Figure 1
figure 1

Anatomy of the vagus nerve showing the location of the stimulating electrode lead (by permission, Cyberonics, Inc)

Table 1 Location of painful side effects and indication for VNS reported by author


Both the clinical and physiological literature lend support to the notion that the vagus nerve mediates the throat, neck, and jaw pain associated with coronary ischaemia. The correlation of the frequency and duration of pain with those of electrical stimulation in the case report presented provide strong support for the idea that the stimulation caused the pain. In this same case, the managing psychiatrist firmly believed that the pain was caused by the stimulation.

Neither the human nor the animal model is ideal.

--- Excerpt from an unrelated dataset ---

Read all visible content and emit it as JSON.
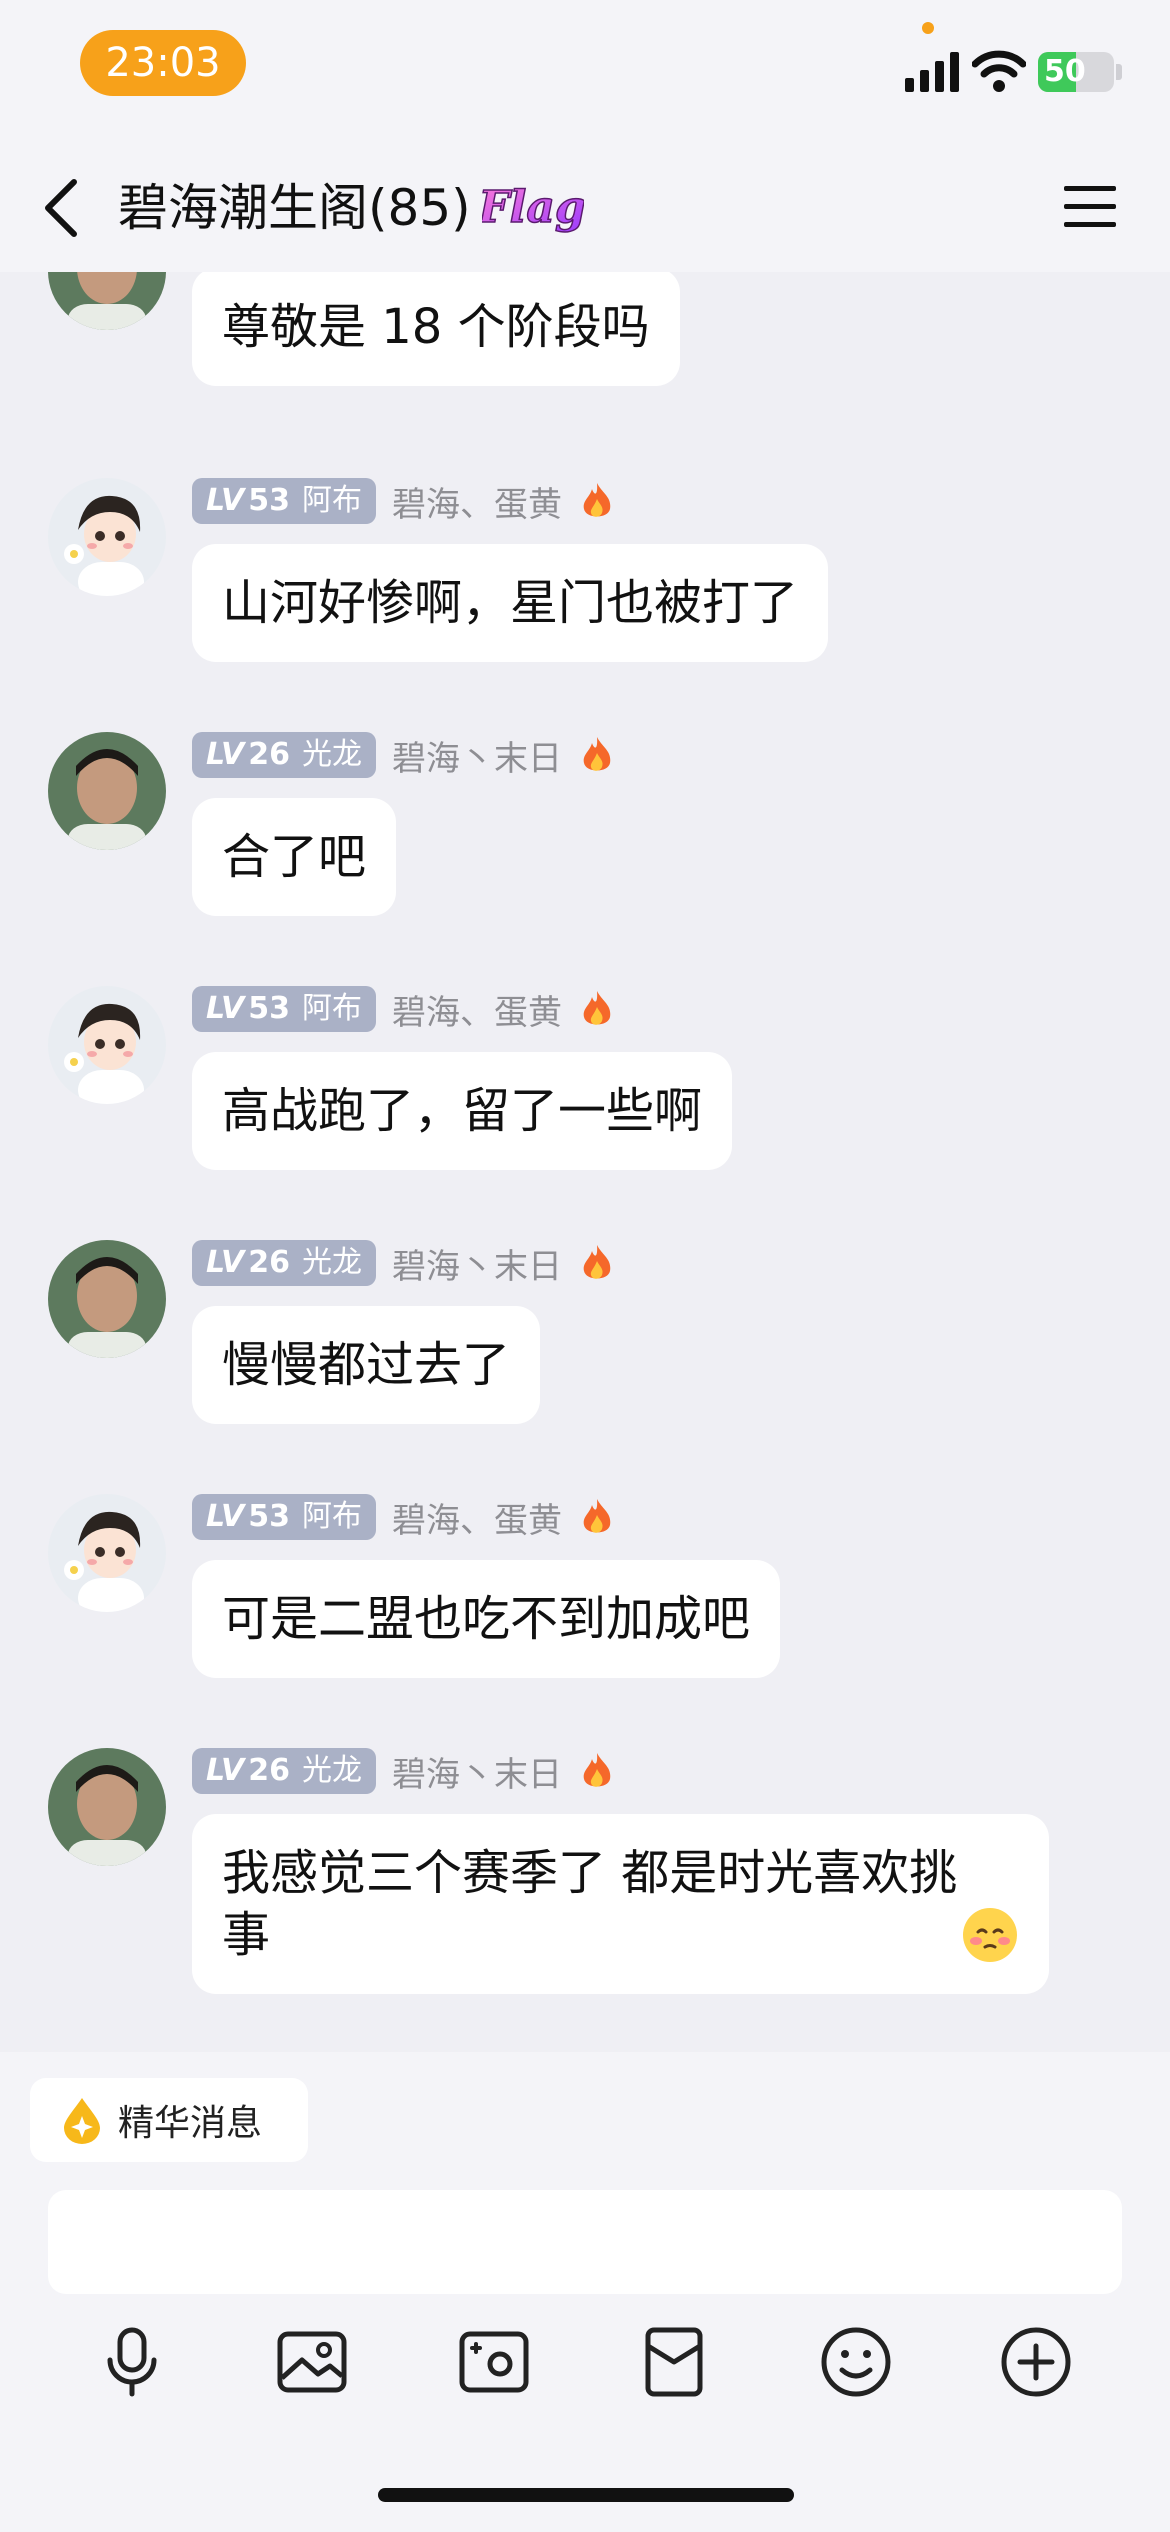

However, the recent introduction of VNS has provided information about the vagus nerve in humans that could not be obtained previously due to ethical considerations. The study is limited by its retrospective nature. On the other hand, none of the patients nor any of the investigators in the cited literature was testing any hypothesis so blinding was not an issue. Despite the relatively small number of patients reporting painful side effects, it is clear that such pain is expected to be present in a percentage of cases. It is not surprising that such pain occurs infrequently in that adjustment of stimulation parameters is routinely performed after initiating VNS in order to minimise these effects. I informed the psychiatrist of the situation and he made several attempts to adjust the stimulation parameters. It was a slow process over several months where current parameters were reduced and then elevated to find a level that would be therapeutic yet pain free. At last report, the patient was doing well with the following parameters: intensity 1.5 ma, frequency 30 HZ, pulse width 130 ms, duration 30 seconds and frequency 1/1.8 minutes.

I must caution that this report focuses only on the role of the thoracic cardiac branch of the left vagus. Other branches of the left vagus, branches of the right vagus, and sympathetic afferents are all likely to play some role in cardiac pain. It is also possible that other branches of the vagus nerve refer pain to the jaw and teeth.